Local boards of educations would be required to create referral protocols for students at-risk of suicide and policies against dating violence under a bill working its way through the House.
House Bill 434 would also require school boards to develop and implement a mental health training program for school-based employees who work directly with students in grades K-12.
Rep. Craig Horn, a Republican from Union County, one of the bill’s co-sponsors, said many people probably would be surprised to learn that suicides among youth ages 10 to 15 have increased by 50 percent since 2015.
Horn said such deaths are devastating to the families of the young victims.
“I can’t imagine what it must be like to be a parent, or a brother or a sister and have to receive the news, or worse yet discover what happens when a child dies from a self-inflicted wound,” Horn said.
HB 434 comes nearly two months after the release of the 2019 version of the annual Child Health Report Card, which showed youth suicide in North Carolina has nearly doubled from 2008 to 2017.
Suicide is the second leading cause of death for children ages 10-17, according to the report.
It cited mental health issues, persistent stress, acute lose or rejection, bullying, childhood abuse, trauma, social isolation and family violence or disruption as key risk factors for suicide among youth.
“What this bill [HB 434] does, is requires training of our teachers, the ones who have a close continuing relationship with kids, to be able to recognize the signs and hopefully help get these kids the help that they need,” Horn said.
Nationally, suicide rate among young people between the ages of 10 and 17 increased 70 percent from 2006 to 2016, according to the most recent data from the Centers for Disease Control and Prevention.
HB 434 appears to be a personal matter for Horn, who talked about his military service and how the profession at one time had the highest rate of suicide.
Horn said he’s also seen the impact of suicide on families while serving as a member of a rescue squad, and how dating violence affects students while working as a school volunteer.
He said suicide and teen dating violence are closely related.
HB 434 received a favorable hearing from the House Education Committee and will move to the House Health Committee.
Frank Iler, (R-Brunswick), endorsed the bill, but wondered how school districts would pay for teacher and staff training if the mandate becomes law.
“Can we avoid the unfunded mandate label?” Iler asked.
Horn said no additional money is provided in the bill to fund HB 434 mandates.
“It’s not an appropriations bill, it’s a policy bill,” Horn said. “I think it’s a policy that makes sense.
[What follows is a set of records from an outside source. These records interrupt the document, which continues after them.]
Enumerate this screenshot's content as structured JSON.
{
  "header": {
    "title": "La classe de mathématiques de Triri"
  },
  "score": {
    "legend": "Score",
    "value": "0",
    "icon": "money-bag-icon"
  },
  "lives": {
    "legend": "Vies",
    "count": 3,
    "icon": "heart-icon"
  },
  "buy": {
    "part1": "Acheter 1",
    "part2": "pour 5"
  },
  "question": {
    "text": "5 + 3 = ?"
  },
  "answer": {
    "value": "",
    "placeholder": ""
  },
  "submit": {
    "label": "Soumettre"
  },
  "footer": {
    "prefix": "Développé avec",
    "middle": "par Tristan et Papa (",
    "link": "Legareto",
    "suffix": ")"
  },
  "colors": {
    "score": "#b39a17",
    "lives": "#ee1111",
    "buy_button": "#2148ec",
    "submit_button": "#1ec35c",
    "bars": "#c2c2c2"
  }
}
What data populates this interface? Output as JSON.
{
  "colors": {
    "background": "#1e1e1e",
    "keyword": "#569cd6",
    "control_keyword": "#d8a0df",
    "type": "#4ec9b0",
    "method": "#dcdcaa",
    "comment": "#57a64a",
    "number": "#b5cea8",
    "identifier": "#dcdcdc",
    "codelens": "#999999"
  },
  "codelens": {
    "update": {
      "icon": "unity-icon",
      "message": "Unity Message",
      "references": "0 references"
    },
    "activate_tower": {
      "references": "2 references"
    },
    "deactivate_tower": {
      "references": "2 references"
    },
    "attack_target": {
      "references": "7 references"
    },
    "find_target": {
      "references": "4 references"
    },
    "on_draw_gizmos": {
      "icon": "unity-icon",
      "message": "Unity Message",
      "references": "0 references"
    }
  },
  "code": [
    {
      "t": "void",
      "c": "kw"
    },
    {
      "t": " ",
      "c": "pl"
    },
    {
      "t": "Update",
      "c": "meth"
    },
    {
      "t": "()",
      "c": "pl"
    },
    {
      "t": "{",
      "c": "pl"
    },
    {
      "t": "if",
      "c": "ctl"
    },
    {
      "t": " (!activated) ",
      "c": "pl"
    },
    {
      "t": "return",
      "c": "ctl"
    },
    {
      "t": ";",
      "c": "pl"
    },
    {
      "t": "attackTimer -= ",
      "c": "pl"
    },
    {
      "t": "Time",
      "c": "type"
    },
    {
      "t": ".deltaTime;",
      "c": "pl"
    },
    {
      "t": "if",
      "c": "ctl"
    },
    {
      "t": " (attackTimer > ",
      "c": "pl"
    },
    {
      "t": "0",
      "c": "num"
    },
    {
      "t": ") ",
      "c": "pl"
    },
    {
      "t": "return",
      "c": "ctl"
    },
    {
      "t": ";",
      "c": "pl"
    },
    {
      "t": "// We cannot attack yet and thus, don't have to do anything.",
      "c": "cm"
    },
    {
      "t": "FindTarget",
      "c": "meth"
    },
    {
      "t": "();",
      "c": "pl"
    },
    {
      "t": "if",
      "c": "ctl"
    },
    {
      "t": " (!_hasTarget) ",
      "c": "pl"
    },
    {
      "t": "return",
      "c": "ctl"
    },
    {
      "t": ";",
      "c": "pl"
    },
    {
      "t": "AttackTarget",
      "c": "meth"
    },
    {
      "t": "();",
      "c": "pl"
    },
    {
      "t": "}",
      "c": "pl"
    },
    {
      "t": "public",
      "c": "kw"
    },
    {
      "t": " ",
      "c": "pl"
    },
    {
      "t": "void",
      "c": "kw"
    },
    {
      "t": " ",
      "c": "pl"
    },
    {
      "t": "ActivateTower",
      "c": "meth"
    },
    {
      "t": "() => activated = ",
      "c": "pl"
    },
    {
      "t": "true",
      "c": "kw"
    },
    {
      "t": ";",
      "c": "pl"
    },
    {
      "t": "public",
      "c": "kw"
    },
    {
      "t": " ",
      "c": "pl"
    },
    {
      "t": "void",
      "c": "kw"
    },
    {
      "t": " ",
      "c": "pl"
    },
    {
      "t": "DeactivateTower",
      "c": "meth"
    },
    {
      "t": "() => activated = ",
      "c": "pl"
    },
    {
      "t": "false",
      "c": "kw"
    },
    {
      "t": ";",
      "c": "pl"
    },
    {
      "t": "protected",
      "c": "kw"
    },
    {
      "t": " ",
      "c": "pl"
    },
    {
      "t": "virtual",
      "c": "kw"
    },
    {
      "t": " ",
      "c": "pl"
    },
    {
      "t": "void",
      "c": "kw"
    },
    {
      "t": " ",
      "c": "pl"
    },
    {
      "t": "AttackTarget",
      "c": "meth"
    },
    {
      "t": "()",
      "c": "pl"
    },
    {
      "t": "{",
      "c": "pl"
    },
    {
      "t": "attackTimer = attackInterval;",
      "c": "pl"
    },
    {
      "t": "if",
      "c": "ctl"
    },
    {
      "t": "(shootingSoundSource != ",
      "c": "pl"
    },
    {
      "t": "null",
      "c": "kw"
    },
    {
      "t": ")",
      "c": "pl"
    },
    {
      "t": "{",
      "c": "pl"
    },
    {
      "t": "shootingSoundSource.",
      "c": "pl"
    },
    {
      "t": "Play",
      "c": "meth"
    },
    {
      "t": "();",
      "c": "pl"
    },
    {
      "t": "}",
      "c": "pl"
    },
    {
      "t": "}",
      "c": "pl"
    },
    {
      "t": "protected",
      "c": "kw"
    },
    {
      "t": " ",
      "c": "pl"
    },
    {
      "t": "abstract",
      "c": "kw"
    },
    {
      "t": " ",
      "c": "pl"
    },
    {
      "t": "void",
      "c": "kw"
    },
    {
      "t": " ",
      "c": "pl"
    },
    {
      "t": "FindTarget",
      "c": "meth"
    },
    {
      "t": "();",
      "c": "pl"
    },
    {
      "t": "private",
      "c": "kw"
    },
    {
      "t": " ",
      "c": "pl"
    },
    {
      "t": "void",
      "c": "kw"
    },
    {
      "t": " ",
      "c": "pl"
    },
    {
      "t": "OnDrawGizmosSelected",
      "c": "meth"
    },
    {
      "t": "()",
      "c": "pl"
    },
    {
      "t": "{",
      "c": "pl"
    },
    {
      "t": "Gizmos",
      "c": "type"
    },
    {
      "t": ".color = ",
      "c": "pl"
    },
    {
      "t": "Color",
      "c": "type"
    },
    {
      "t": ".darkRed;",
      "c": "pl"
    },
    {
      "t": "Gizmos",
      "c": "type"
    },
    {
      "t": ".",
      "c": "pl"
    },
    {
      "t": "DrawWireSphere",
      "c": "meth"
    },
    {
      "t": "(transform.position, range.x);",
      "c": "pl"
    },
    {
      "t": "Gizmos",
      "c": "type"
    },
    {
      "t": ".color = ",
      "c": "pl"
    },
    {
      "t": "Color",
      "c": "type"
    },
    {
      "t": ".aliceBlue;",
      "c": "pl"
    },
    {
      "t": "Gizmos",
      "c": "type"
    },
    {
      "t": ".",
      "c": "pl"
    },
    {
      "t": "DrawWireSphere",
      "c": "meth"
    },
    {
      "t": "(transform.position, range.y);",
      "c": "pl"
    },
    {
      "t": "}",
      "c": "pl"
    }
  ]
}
I think that we can do this without any substantive increase in cost to our LEAs (Local Education Agencies or school districts).”
Rep. Graig Meyer, (D-Caswell), said he saw the need for resources and strategies to address teen suicide and dating violence while working as a school social worker.
Meyer said teachers are now asking for training in “mental health first-aid” so they can deliver basic mental health care to students in need.
“I know there will also be some work done this year to make sure that we’re increasing the number of student services professionals in the schools,” Meyer said. “It’s probably more important that we make sure that we have the highly trained social workers, counselors, psychologists and nurses in the schools to support what the teachers do on the frontline.”